Ross Evans Garden Centre
Located on the northern end of the Gold Coast in Runaway Bay, Ross Evans Garden Centre is a plant lover’s paradise. One visit to this place and you’ll see why. I’m talking 6 acres of lush plants in all their glory. With more plants than you can poke a stick at, their range is pretty phenomenal so set aside a few hours to explore this plant haven.

Kingscliff Nursery
Okay, so it’s not technically on the Gold Coast, but this little beauty is a must-visit for plants of all sorts. Set in the rolling hills of Cudgen, Kingscliff Nursery features a huge selection of coastal and tropical plants for indoors and out. Do yourself a favour and take the drive south, you’ll thank me for it later.

Editor’s Note: This article is for general information and entertainment, and is the expressed opinion of the author and not a paid advertisement. Be sure to check current addresses, opening hours and contact information directly with the venue/service in advance of any booking/purchase.

Meditation

What is mindfulness – and why bother?

Now that I practise mindfulness as part of daily life, I realise that I lived in a state of chaos for a very long time.

Learning to still the mind and bring attention to the present moment takes practice. The more you practise the easier it gets, and the more of a difference you’ll see between a new way of living and your old.

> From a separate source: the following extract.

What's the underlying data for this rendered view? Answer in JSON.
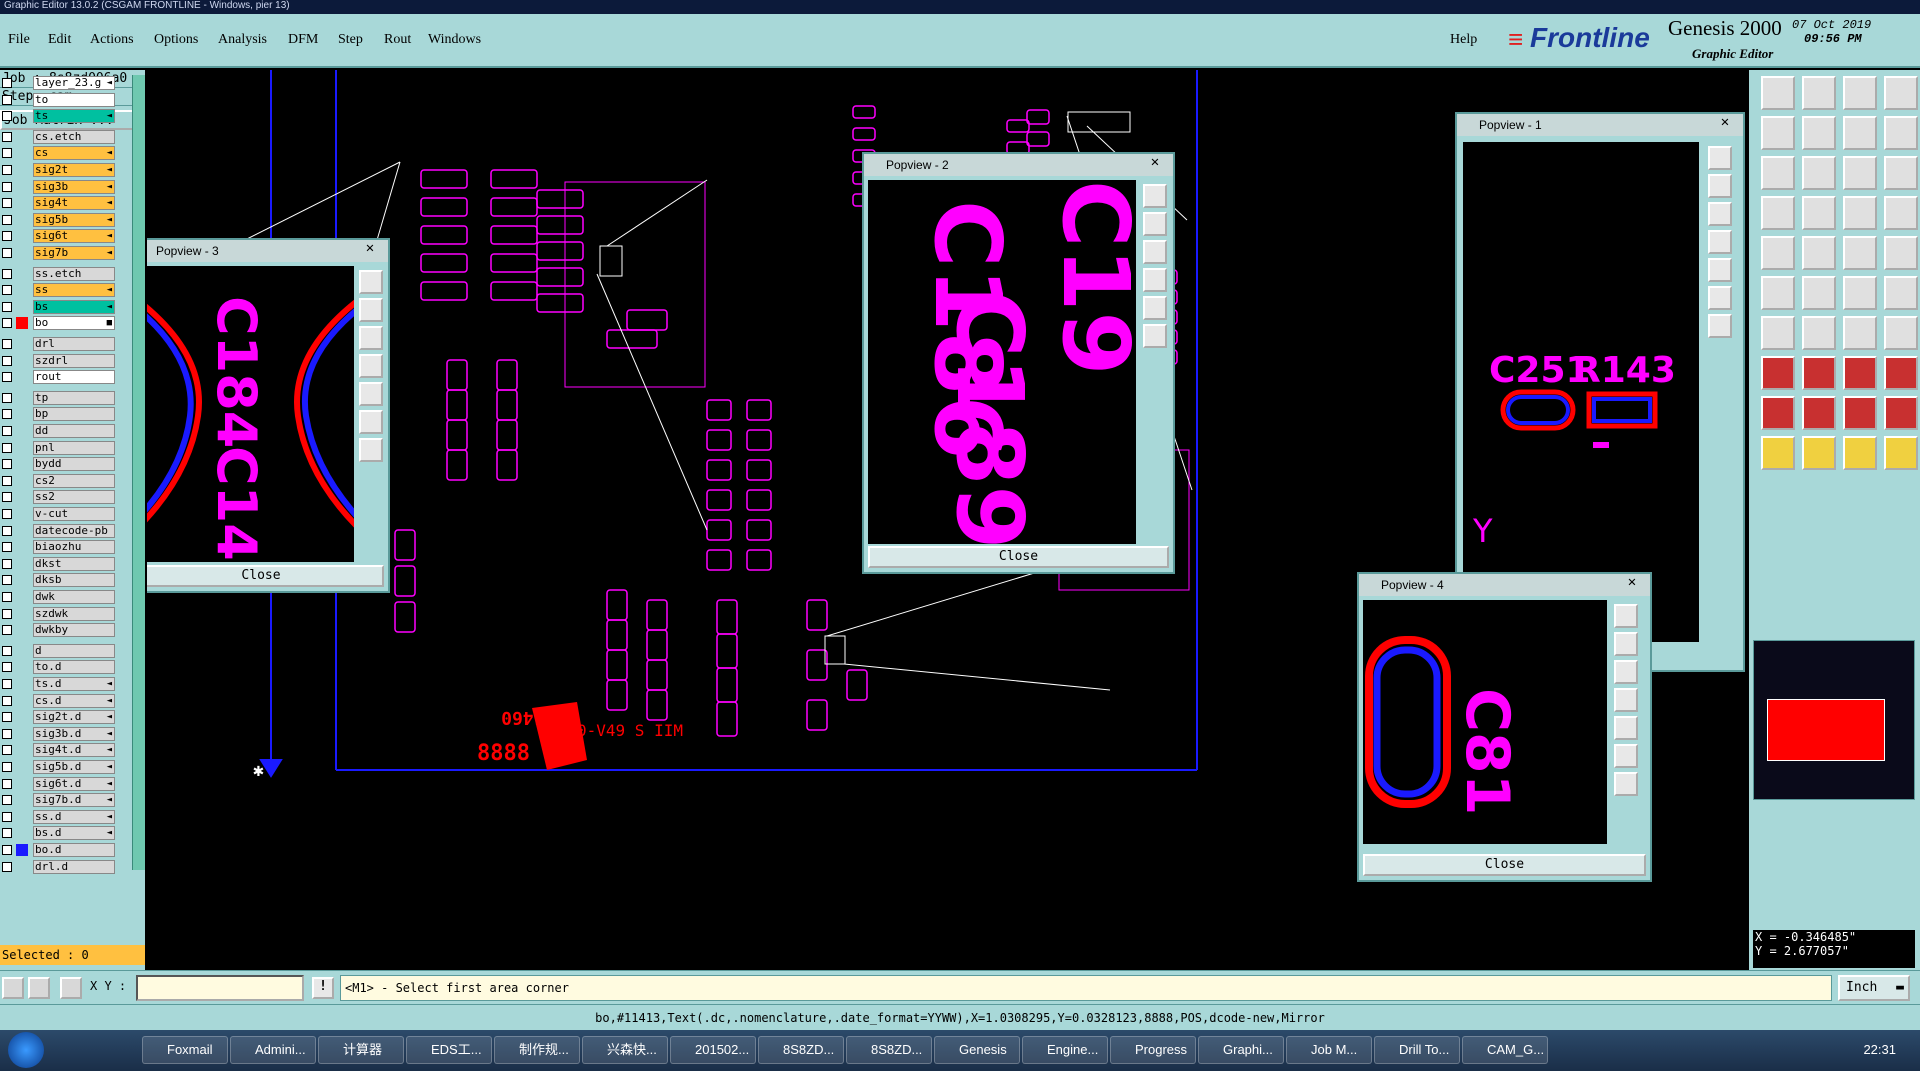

Last year I drove down the coast for a Buddhist ‘Dharma Day’ (a day to reflect and seek enlightenment). During the breaks, we practised ‘mindful walking’. Rather than walking from A to B in a rush, this was about slowly walking in silence, feeling the grass underfoot, noticing the birds singing and really soaking up all that each moment offered.

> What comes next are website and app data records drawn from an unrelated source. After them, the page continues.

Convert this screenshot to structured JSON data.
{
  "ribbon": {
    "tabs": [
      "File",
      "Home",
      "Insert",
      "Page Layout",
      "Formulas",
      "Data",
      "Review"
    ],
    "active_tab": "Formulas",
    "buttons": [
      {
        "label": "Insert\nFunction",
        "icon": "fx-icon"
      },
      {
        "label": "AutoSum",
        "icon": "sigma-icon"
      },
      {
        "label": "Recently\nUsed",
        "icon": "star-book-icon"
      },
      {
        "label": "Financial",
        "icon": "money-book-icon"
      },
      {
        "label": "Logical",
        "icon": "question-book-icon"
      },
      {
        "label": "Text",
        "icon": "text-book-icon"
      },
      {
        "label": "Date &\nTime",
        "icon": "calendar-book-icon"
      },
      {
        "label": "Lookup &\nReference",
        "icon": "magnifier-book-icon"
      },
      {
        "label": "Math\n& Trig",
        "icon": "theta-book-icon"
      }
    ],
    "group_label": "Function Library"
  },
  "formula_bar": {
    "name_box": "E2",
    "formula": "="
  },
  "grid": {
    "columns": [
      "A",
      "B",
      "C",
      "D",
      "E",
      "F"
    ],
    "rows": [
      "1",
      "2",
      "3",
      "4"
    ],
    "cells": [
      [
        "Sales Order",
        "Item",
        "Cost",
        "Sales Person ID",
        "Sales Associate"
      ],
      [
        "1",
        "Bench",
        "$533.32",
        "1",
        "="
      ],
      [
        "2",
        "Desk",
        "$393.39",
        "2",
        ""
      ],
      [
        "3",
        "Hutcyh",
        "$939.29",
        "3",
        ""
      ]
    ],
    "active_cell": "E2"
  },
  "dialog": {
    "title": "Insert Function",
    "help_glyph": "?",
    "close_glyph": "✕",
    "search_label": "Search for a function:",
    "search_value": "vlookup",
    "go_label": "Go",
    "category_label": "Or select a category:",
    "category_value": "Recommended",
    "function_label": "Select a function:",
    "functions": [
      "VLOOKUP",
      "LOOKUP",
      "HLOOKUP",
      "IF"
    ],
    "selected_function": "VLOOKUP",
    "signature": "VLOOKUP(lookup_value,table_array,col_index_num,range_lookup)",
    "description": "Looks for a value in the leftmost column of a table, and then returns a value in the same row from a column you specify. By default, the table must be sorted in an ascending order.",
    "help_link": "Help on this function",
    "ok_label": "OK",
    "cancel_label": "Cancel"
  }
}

Buddhist philosophy has focused on how to reduce human suffering for thousands of years. In Buddhist teachings, mindfulness is used as a tool to develop self-knowledge. The more we practise, the more wisdom we gather and the more we step out of suffering.

In my old life, everything was a whirlwind. I was stressed, always busy and my anxiety took over. I’ve found that practising mindfulness dials that all down. Everything becomes calmer, anxiety fades and a whole new world opens up. I know it sounds like a cliché, but it really has changed my life.

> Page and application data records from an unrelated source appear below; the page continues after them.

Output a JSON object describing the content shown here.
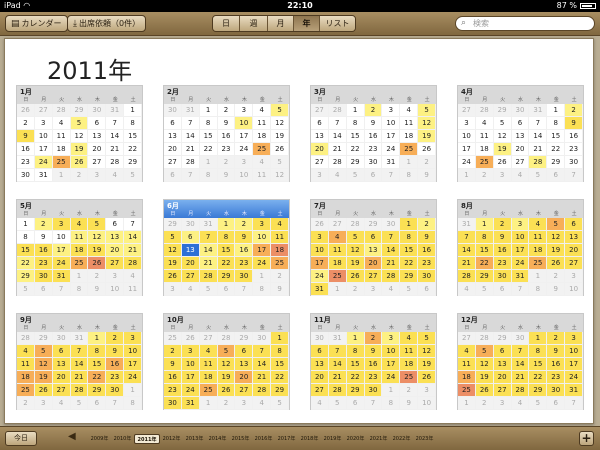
{
  "statusbar": {
    "device": "iPad",
    "wifi_icon": "wifi-icon",
    "time": "22:10",
    "battery": "87 %",
    "battery_level": 0.87
  },
  "toolbar": {
    "calendar_label": "カレンダー",
    "attend_label": "出席依頼（0件）",
    "views": [
      {
        "label": "日",
        "active": false
      },
      {
        "label": "週",
        "active": false
      },
      {
        "label": "月",
        "active": false
      },
      {
        "label": "年",
        "active": true
      },
      {
        "label": "リスト",
        "active": false
      }
    ],
    "search_placeholder": "検索"
  },
  "year_title": "2011年",
  "weekdays": [
    "日",
    "月",
    "火",
    "水",
    "木",
    "金",
    "土"
  ],
  "months": [
    {
      "title": "1月",
      "start": 26,
      "prev_len": 31,
      "len": 31,
      "levels": {
        "5": 1,
        "9": 2,
        "19": 1,
        "24": 1,
        "25": 3,
        "26": 1
      }
    },
    {
      "title": "2月",
      "start": 30,
      "prev_len": 31,
      "len": 28,
      "levels": {
        "5": 1,
        "10": 1,
        "25": 3
      }
    },
    {
      "title": "3月",
      "start": 27,
      "prev_len": 28,
      "len": 31,
      "levels": {
        "2": 1,
        "5": 1,
        "12": 1,
        "19": 1,
        "20": 1,
        "25": 3
      }
    },
    {
      "title": "4月",
      "start": 27,
      "prev_len": 31,
      "len": 30,
      "levels": {
        "2": 1,
        "9": 2,
        "25": 3,
        "19": 1,
        "28": 1
      }
    },
    {
      "title": "5月",
      "start": 1,
      "prev_len": 30,
      "len": 31,
      "levels": {
        "2": 1,
        "3": 2,
        "4": 2,
        "5": 2,
        "11": 1,
        "12": 1,
        "13": 1,
        "14": 1,
        "15": 2,
        "16": 2,
        "17": 1,
        "18": 2,
        "19": 2,
        "20": 1,
        "21": 1,
        "22": 1,
        "23": 2,
        "24": 2,
        "25": 3,
        "26": 4,
        "27": 2,
        "28": 2,
        "29": 1,
        "30": 2,
        "31": 2
      }
    },
    {
      "title": "6月",
      "start": 29,
      "prev_len": 31,
      "len": 30,
      "current": true,
      "today": 13,
      "levels": {
        "1": 1,
        "2": 1,
        "3": 2,
        "4": 2,
        "5": 2,
        "6": 1,
        "7": 2,
        "8": 2,
        "9": 2,
        "10": 1,
        "11": 2,
        "12": 2,
        "14": 1,
        "15": 2,
        "16": 1,
        "17": 3,
        "18": 4,
        "19": 2,
        "20": 2,
        "21": 1,
        "22": 2,
        "23": 2,
        "24": 2,
        "25": 3,
        "26": 2,
        "27": 2,
        "28": 2,
        "29": 2,
        "30": 2
      }
    },
    {
      "title": "7月",
      "start": 26,
      "prev_len": 30,
      "len": 31,
      "levels": {
        "1": 2,
        "2": 1,
        "3": 2,
        "4": 3,
        "5": 2,
        "6": 2,
        "7": 2,
        "8": 2,
        "9": 2,
        "10": 2,
        "11": 2,
        "12": 2,
        "13": 1,
        "14": 2,
        "15": 2,
        "16": 2,
        "17": 3,
        "18": 2,
        "19": 2,
        "20": 3,
        "21": 2,
        "22": 2,
        "23": 2,
        "24": 1,
        "25": 4,
        "26": 2,
        "27": 2,
        "28": 2,
        "29": 2,
        "30": 2,
        "31": 2
      }
    },
    {
      "title": "8月",
      "start": 31,
      "prev_len": 31,
      "len": 31,
      "levels": {
        "1": 1,
        "2": 2,
        "3": 1,
        "4": 2,
        "5": 3,
        "6": 2,
        "7": 2,
        "8": 2,
        "9": 2,
        "10": 2,
        "11": 2,
        "12": 2,
        "13": 2,
        "14": 2,
        "15": 2,
        "16": 2,
        "17": 2,
        "18": 2,
        "19": 2,
        "20": 2,
        "21": 2,
        "22": 3,
        "23": 2,
        "24": 2,
        "25": 3,
        "26": 2,
        "27": 2,
        "28": 2,
        "29": 2,
        "30": 2,
        "31": 2
      }
    },
    {
      "title": "9月",
      "start": 28,
      "prev_len": 31,
      "len": 30,
      "levels": {
        "1": 1,
        "2": 2,
        "3": 2,
        "4": 2,
        "5": 3,
        "6": 2,
        "7": 2,
        "8": 2,
        "9": 2,
        "10": 2,
        "11": 2,
        "12": 3,
        "13": 2,
        "14": 2,
        "15": 2,
        "16": 3,
        "17": 2,
        "18": 3,
        "19": 3,
        "20": 2,
        "21": 2,
        "22": 3,
        "23": 2,
        "24": 2,
        "25": 3,
        "26": 2,
        "27": 2,
        "28": 2,
        "29": 2,
        "30": 2
      }
    },
    {
      "title": "10月",
      "start": 25,
      "prev_len": 30,
      "len": 31,
      "levels": {
        "1": 2,
        "2": 2,
        "3": 2,
        "4": 2,
        "5": 3,
        "6": 2,
        "7": 2,
        "8": 2,
        "9": 2,
        "10": 2,
        "11": 2,
        "12": 2,
        "13": 2,
        "14": 2,
        "15": 2,
        "16": 2,
        "17": 2,
        "18": 2,
        "19": 2,
        "20": 3,
        "21": 2,
        "22": 2,
        "23": 2,
        "24": 2,
        "25": 3,
        "26": 2,
        "27": 2,
        "28": 2,
        "29": 2,
        "30": 2,
        "31": 2
      }
    },
    {
      "title": "11月",
      "start": 30,
      "prev_len": 31,
      "len": 30,
      "levels": {
        "1": 1,
        "2": 3,
        "3": 1,
        "4": 2,
        "5": 2,
        "6": 2,
        "7": 2,
        "8": 2,
        "9": 2,
        "10": 2,
        "11": 2,
        "12": 2,
        "13": 2,
        "14": 2,
        "15": 2,
        "16": 2,
        "17": 2,
        "18": 2,
        "19": 2,
        "20": 2,
        "21": 2,
        "22": 2,
        "23": 2,
        "24": 2,
        "25": 4,
        "26": 2,
        "27": 2,
        "28": 2,
        "29": 2,
        "30": 2
      }
    },
    {
      "title": "12月",
      "start": 27,
      "prev_len": 30,
      "len": 31,
      "levels": {
        "1": 2,
        "2": 2,
        "3": 2,
        "4": 2,
        "5": 3,
        "6": 2,
        "7": 2,
        "8": 2,
        "9": 2,
        "10": 2,
        "11": 2,
        "12": 2,
        "13": 2,
        "14": 2,
        "15": 2,
        "16": 2,
        "17": 2,
        "18": 3,
        "19": 2,
        "20": 2,
        "21": 2,
        "22": 2,
        "23": 2,
        "24": 2,
        "25": 4,
        "26": 2,
        "27": 2,
        "28": 2,
        "29": 2,
        "30": 2,
        "31": 2
      }
    }
  ],
  "bottombar": {
    "today_label": "今日",
    "years": [
      "2009年",
      "2010年",
      "2011年",
      "2012年",
      "2013年",
      "2014年",
      "2015年",
      "2016年",
      "2017年",
      "2018年",
      "2019年",
      "2020年",
      "2021年",
      "2022年",
      "2023年"
    ],
    "active_year": "2011年"
  }
}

As a practice, mindfulness is now been taught in schools, hospitals and prisons, which speaks volumes about the transformational potential it can bring.

What is mindfulness?

  • Awareness
  • Attention
  • Present-moment awareness, non-judgmentally

How do I get started?

  • When my mind was busy I found sitting on the beach was a great place to begin. The sound of the ocean is hypnotic and your breathing naturally slows as you take in the fresh air.
  • Sit crossed legged and get comfy, take a blanket (or two in winter!).
  • Bring your attention to your breath. Become aware of the cold air as you breathe in, and the warmer air as you breathe out.
  • ‘Box breathing’ is a really simple technique to give your monkey mind a job to do rather than letting it wander off into your stressful to-do list. Try breathing in for four, hold for four, out for four, hold for four.
  • The more you practise, the longer you’ll find you can concentrate simply on your breathing.

What’s the point?

The major benefit I’ve found from practising mindfulness is developing the ability to remove myself from my thoughts. When someone first said to me, “You are not your thoughts”, I thought, “You are bonkers”.

Now, I can appreciate that the jumbling, racing thoughts that hurtle through my mind don’t have to crumble my peace of mind. That takes practice!

There is a reason mindfulness is often successfully used in treating anxiety, depression and addiction. Learning to create this distance from your thoughts and feel a sense of calm focus, I believe, is the key.

No matter how fast they race or negative they become, you do not have to fall into them. They are not you. You can calm your mind and direct your focus back into the very present moment, which is ultimately all we really have. We can alleviate suffering and fear by pouring full attention into what we are doing in the moment.

Gold Coast Beach Rainbow

PHOTO: By Corrine Barraclough